The Limpopo River Basin, one of the main transboundary river basins in the Southern Africa Development Community (SADC) region extends through Botswana, Zimbabwe, South Africa and Mozambique covering a total area of some 415,000 square kilometers and with a reach of approximately 1,700 kilometres.
Managing Flows for Sustainable Development
The Limpopo Basin is one of the most developed river sytems in southern Africa. The natural flow regime and ecology of the river course has been modified as a result of the construction of numerous dams on the tributaries of the Limpopo River, the majority of which were built to store water.
Learning from the Limpopo River Basin
The project aimed to build awareness and capacity for environmental flows assessment in the basin and identify institutional and legal mechanisms for mainstreaming environmental flows. Interest in environmental flows in the region had been promoted by the South African Water Law, which like the water policy in Tanzania, calls for prioritization of water allocation to meet the basic needs of people and nature. Learning was a major focus of the project. To catalyse understanding of environmental flows and applications in development, IUCN facilitated field exchange visits by project managers from the Limpopo River Basin to the Lesotho Highlands Water Project. This allowed the group to observe results from environmental flows implementation. In partnership with the Global Water Partnership (GWP) in Southern Africa, WaterNet, UNESCO FEWSNET and the South Africa Department of Water Affairs, the project staged a 10-day regional training course. In total, 34 water practitioners and managers from all Southern African Development Community (SADC) countries took part.
A demonstration of environmental flow assessments was carried out in the Mzingwane Catchment in Zimbabwe. Wet and dry season assessments of hydrology and water resources, water quality, hydraulics, geomorphology, fisheries, agriculture, economics and social issues were completed by a multi-disciplinary team of specialists. Analysis showed expected changes in river conditions as a result of changes in flow allocation (in terms of quantity and timing) downstream of the Mzingwane dam. Scenarios for improving river health through management of flow from the Mzingwane dam, including future options for water supply to the City of Bulawayo, were then developed through a participatory workshop process with key stakeholders from the Catchment Management Agency and the City of Bulawayo.

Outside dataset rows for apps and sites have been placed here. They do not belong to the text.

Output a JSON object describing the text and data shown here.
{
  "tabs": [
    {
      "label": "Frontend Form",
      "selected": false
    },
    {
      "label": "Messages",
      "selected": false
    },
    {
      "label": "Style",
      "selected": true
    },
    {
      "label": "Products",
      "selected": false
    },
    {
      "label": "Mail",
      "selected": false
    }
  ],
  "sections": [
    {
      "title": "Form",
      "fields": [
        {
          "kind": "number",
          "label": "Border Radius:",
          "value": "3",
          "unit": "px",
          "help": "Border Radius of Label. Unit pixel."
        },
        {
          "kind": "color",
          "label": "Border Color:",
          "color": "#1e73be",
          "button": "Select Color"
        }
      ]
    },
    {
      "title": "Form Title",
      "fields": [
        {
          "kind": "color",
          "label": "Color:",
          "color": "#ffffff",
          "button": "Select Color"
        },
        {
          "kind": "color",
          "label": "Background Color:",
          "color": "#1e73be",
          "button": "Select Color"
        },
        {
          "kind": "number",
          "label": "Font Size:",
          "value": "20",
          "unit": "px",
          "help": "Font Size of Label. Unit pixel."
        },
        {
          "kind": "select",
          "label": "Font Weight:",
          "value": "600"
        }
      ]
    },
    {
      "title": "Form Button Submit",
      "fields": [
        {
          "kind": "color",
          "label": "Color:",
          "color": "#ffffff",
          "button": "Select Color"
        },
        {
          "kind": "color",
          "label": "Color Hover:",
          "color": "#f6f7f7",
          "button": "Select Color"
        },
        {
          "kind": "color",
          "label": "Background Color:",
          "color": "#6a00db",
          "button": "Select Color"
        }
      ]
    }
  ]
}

A review was carried out of the SADC Protocol on Shared Watercourses and national legislation from the four riparian states to determine provisions supporting application of environmental flows and reform needs. The review identified attempts to address environmental flows at both policy and legislative levels. It also recognized increased knowledge of the direct and indirect costs of degraded rivers to national economies as a priority. Concerted action was supported to establish clear and systematic rules in each country legitimizing the provision of water for environmental flows and supporting legislation to empower water managers to manage river flows according to environmental flow recommendations. In addition, given the great importance of transboundary rivers in the region, the review recommended the harmonization of management units (for example to river basins) to ease cooperation. The project culminated in the formation of a Southern Africa Regional Environmental Flows Network. Participants include managers from the Limpopo River Basin Commission, SADC Water Resources Technical Committee and Directors of Water in member states of SADC. The aims of the network were to increase access to technical expertise, promote sharing of experiences, catalyze action on recommendations from the project, and reform of policy and legal frameworks.